Hoh, hoh…. they say he’s got to go go go BondZilla!
But Ben, you said this wouldn’t happen! You said you had it all under control. That rates on the long end would go down, not up….
Never mind that there was never a bit of evidence you were doing anything other than either lying or “wishcasting” – pick one.
Why? Because the last time Bernanke did “QE”, the so-called “QE1” (now), bond rates actually went up, not down, and now it’s happening again.
Why not? Because there is no exit plan, Bernanke knows it, he’s lying, and the market has figured it out.
Here’s the problem in the main. Bernanke’s only tool to “tighten” monetary policy means selling bonds into the market and taking in cash from the system.
But what happens if he holds bonds that have all gone down in value? He gets screwed, that’s what. In an extreme case The Fed could go “bankrupt.” Bernanke will avoid this, of course, and he can – but only by not soaking up that liquidity – that is, allowing the cash he printed to remain in the system while the rotting bonds he bought are “absorbed” by The Fed.
The market knows this. It also knows that the duration of his holdings has gone up a lot and that he cannot pull enough liquidity via short-term roll-off to matter – that is, despite his claim of being “100% confident” he cannot tighten policy – not now and not for many years.
The market thus sees risk – that if the economy improves you get inflation, and lots of it, as Bernanke can’t do anything about it. If the economy doesn’t improve then the only way for the government to continue spending like crazy, which it clearly is going to do, is to continue to devalue the currency, which means interest rates go up too as commodities will continue to skyrocket (priced in dollars) and this will destroy the tax base upon which government funding rests from the bottom up.
I talk a lot about the tax base, which is best-represented as the labor participation rate. It sucks, it is not improving, and it cannot improve so long as commodity prices continue to ramp and the currency devaluation continues:
This was the prime error made during The Depression. Contrary to Bernanke’s claims of being “a student” of The Depression he’s really the Fool-in-Chief of that time. FDR’s devaluation of the currency trashed the tax base and guaranteed sky-high unemployment for the same reason it’s happening now – devaluation of the currency destroys the finances of the middle class and below as their spending on essential commodities (food, fuel, clothing) is not only more-or-less fixed in volume (which means their cost to those people ramps as price rises) but as a percentage of income this expenditure is much higher than it is for upper-income earners.
That in turn suppresses entry-level and lower-wage jobs, which holds down the labor participation rate. And it is that labor participation rate that drives the ability of government to collect taxes – you can only tax someone who has income, and only people pay taxes – all attempts to tax any other entity, such as corporations, are simply passed through to people.

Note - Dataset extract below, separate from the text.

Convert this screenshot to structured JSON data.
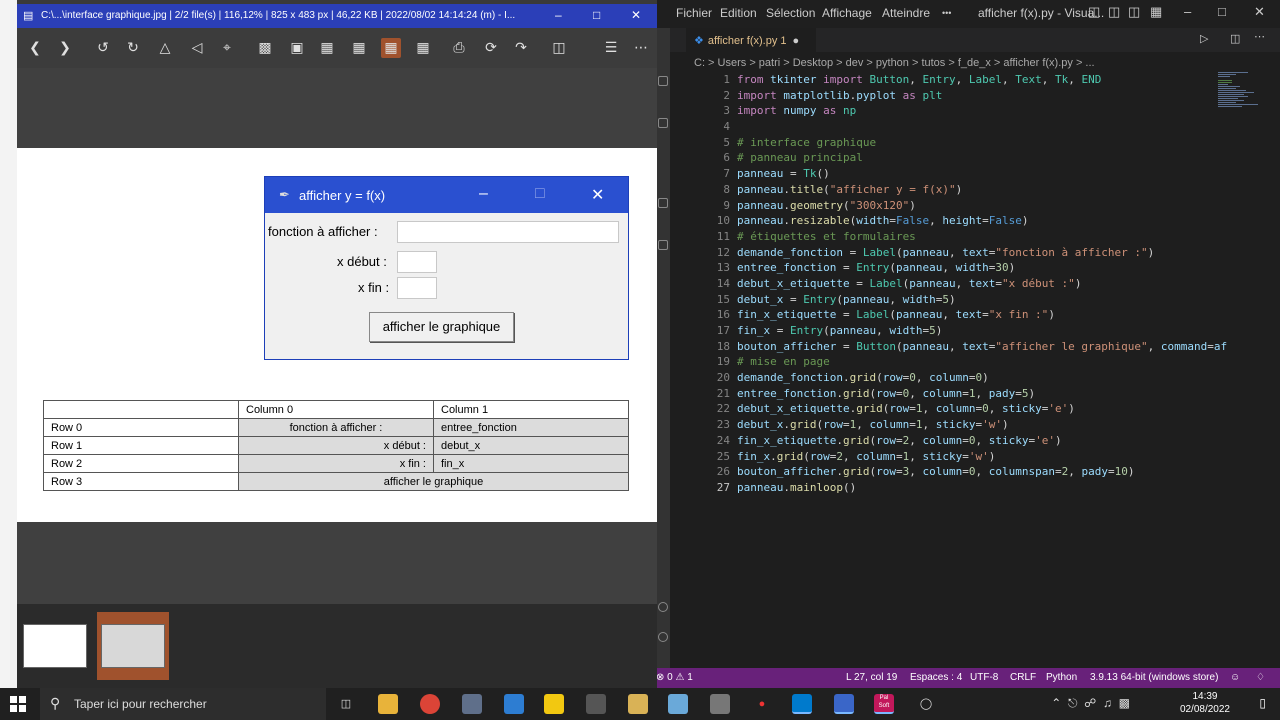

It is not a coincidence that after stabilizing this chart took a major second leg down when Bernanke initiated QE1 – April of 2009. It is also not a coincidence that it began to recover when QE1 ended around the beginning of 2010 nor that when Bernanke started to threaten QE2, in the summer of 2010, that it weakened again and continues to weaken.
This is the precise dynamic that played out in the 1930s and Bernanke is causing it, not reacting to it.
Yesterday afternoon Obama made reference to Mitch McConnell and he “not being willing to threaten the sovereign credit of the United States.”
Mr. President, you, in re-nominating Bernanke and not putting a stop to both the outrageous deficit spending and allowing Bernanke to back himself into this corner without removing him, have destroyed the sovereign credit of the United States.
You may not recognize it yet, and neither has the market in the main, but I assure you that recognition will come, and precisely where the “tipping point” happens to be where you no longer have any meaningful degree of control over the situation is not determinable in advance.
And before you start spouting off about how smart you and Bernanke are, remember that neither Iceland, Greece or Ireland knew where that tipping point was in advance either.